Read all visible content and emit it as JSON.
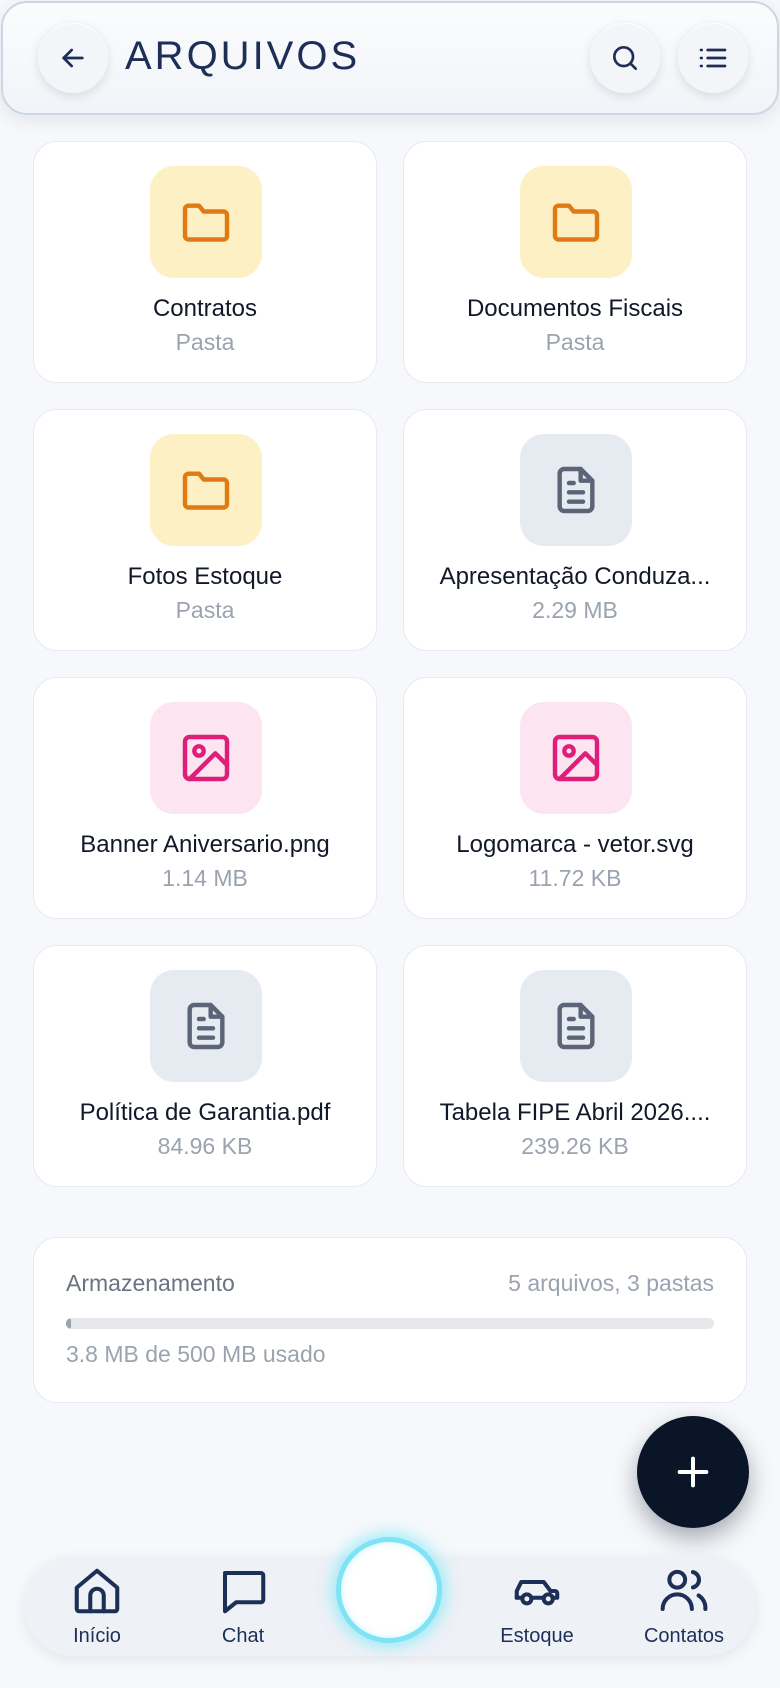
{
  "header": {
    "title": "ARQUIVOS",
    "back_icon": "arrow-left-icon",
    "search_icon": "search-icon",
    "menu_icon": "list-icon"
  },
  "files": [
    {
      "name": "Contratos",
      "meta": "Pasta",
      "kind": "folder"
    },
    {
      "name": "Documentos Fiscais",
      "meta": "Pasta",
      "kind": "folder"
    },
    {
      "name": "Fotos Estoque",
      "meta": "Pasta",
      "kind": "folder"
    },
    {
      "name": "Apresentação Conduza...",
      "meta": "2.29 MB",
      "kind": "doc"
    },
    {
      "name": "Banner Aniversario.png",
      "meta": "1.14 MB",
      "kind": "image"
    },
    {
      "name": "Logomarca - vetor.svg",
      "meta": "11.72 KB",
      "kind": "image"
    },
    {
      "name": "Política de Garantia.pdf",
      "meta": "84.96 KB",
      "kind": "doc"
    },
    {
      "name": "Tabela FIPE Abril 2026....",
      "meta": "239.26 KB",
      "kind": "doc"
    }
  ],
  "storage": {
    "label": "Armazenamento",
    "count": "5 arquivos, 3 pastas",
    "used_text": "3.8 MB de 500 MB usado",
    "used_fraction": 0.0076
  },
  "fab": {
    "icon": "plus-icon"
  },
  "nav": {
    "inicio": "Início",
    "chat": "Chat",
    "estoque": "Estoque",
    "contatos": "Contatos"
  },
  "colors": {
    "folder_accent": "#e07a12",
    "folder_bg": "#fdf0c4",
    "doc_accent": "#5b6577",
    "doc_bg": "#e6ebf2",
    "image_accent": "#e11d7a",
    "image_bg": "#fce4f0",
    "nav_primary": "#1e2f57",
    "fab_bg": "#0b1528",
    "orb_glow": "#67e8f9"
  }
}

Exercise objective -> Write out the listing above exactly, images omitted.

Written solution ->
Read all visible content and emit it as JSON.
{
  "header": {
    "title": "ARQUIVOS",
    "back_icon": "arrow-left-icon",
    "search_icon": "search-icon",
    "menu_icon": "list-icon"
  },
  "files": [
    {
      "name": "Contratos",
      "meta": "Pasta",
      "kind": "folder"
    },
    {
      "name": "Documentos Fiscais",
      "meta": "Pasta",
      "kind": "folder"
    },
    {
      "name": "Fotos Estoque",
      "meta": "Pasta",
      "kind": "folder"
    },
    {
      "name": "Apresentação Conduza...",
      "meta": "2.29 MB",
      "kind": "doc"
    },
    {
      "name": "Banner Aniversario.png",
      "meta": "1.14 MB",
      "kind": "image"
    },
    {
      "name": "Logomarca - vetor.svg",
      "meta": "11.72 KB",
      "kind": "image"
    },
    {
      "name": "Política de Garantia.pdf",
      "meta": "84.96 KB",
      "kind": "doc"
    },
    {
      "name": "Tabela FIPE Abril 2026....",
      "meta": "239.26 KB",
      "kind": "doc"
    }
  ],
  "storage": {
    "label": "Armazenamento",
    "count": "5 arquivos, 3 pastas",
    "used_text": "3.8 MB de 500 MB usado",
    "used_fraction": 0.0076
  },
  "fab": {
    "icon": "plus-icon"
  },
  "nav": {
    "inicio": "Início",
    "chat": "Chat",
    "estoque": "Estoque",
    "contatos": "Contatos"
  },
  "colors": {
    "folder_accent": "#e07a12",
    "folder_bg": "#fdf0c4",
    "doc_accent": "#5b6577",
    "doc_bg": "#e6ebf2",
    "image_accent": "#e11d7a",
    "image_bg": "#fce4f0",
    "nav_primary": "#1e2f57",
    "fab_bg": "#0b1528",
    "orb_glow": "#67e8f9"
  }
}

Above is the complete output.